[Dataset rows for apps and sites]

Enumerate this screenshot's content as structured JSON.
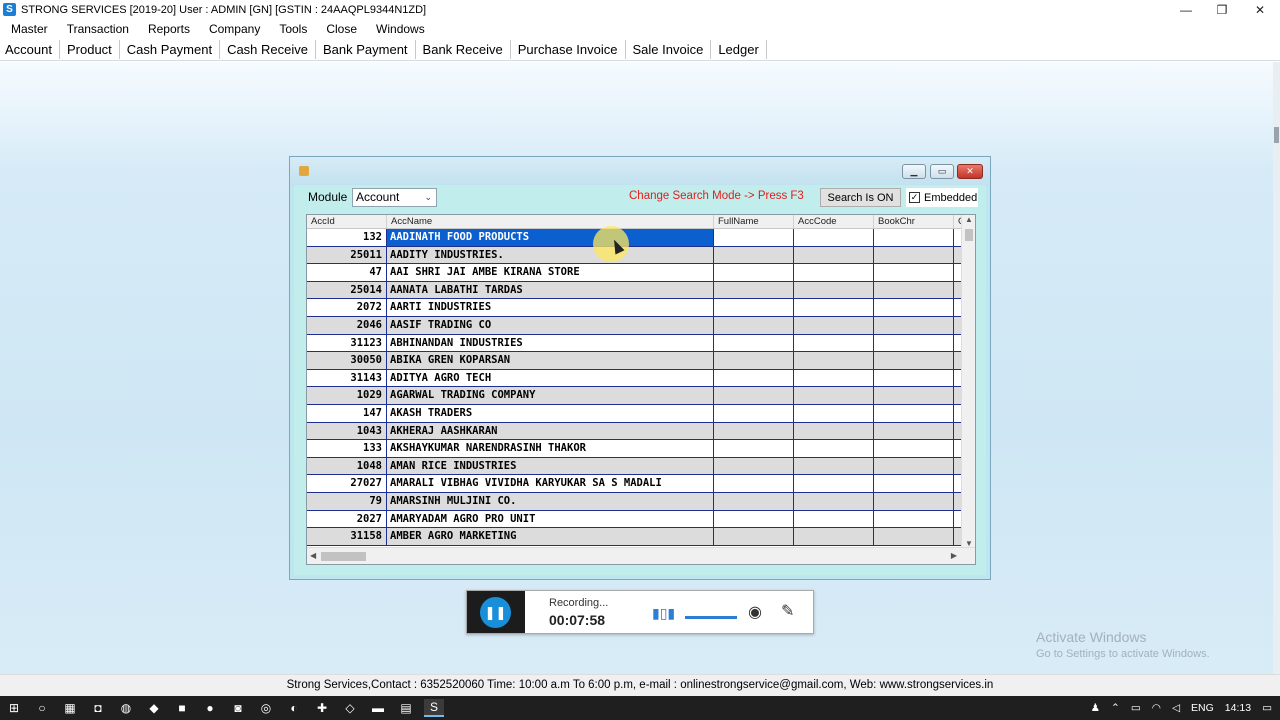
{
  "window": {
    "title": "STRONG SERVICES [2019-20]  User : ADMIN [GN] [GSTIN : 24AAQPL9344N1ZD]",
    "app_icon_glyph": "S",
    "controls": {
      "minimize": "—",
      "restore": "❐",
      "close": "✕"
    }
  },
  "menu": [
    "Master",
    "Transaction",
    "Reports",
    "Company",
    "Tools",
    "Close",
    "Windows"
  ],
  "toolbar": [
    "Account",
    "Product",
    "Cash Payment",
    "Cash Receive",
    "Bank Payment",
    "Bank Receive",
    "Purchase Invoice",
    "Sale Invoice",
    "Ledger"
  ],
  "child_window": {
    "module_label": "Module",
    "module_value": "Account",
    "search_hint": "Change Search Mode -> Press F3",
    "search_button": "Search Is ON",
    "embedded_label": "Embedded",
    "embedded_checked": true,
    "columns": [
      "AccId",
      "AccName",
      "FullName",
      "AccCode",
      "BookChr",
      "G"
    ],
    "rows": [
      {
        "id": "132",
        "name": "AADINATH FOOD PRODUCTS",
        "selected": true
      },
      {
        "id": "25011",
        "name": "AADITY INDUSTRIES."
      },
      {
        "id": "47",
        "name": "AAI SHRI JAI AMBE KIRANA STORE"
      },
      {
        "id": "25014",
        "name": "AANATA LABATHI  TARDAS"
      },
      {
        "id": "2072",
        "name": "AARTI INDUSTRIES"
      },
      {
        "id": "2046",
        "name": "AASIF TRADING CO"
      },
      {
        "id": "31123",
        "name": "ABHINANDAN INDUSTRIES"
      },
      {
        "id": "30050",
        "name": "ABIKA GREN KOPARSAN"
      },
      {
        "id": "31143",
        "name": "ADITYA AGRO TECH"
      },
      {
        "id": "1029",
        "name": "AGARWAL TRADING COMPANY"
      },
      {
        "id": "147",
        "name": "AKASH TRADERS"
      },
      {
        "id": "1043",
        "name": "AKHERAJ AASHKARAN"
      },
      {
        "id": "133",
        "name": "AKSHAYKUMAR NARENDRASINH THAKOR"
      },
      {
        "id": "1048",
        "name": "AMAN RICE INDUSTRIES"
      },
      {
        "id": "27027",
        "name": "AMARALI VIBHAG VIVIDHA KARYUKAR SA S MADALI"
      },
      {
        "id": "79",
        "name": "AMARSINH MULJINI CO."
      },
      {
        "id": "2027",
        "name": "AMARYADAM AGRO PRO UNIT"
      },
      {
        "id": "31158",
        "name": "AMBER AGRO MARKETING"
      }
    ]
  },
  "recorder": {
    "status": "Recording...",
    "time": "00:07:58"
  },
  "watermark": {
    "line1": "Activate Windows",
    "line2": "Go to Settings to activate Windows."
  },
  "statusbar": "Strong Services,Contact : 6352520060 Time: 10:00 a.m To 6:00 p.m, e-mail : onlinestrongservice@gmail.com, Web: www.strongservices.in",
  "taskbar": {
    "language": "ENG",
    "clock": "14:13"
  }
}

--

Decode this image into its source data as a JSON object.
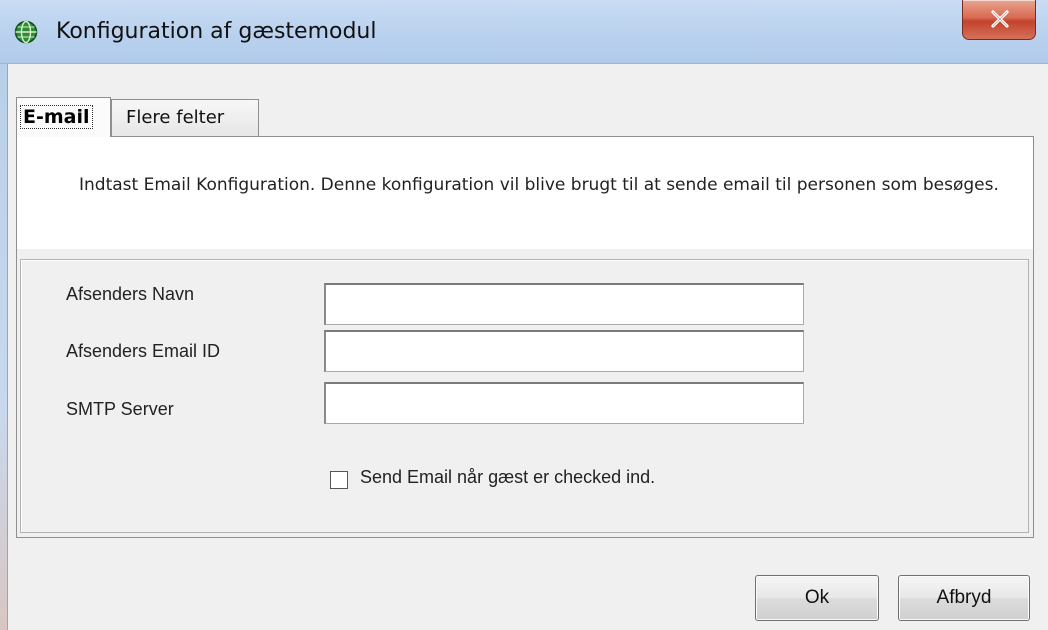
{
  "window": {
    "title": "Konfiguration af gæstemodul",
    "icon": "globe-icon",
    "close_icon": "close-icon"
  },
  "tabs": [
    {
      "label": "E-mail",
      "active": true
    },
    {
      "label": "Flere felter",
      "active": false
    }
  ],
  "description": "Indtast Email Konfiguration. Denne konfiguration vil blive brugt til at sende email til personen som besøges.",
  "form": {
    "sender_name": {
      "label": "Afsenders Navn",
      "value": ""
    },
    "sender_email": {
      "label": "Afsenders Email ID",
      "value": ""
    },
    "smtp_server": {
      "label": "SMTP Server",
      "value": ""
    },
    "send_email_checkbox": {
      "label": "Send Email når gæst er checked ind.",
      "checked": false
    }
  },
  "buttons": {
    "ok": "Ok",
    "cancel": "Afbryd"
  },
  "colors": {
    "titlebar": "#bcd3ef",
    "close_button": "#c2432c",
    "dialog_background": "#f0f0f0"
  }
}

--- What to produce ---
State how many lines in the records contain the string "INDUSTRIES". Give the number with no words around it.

--- Problem solution ---
4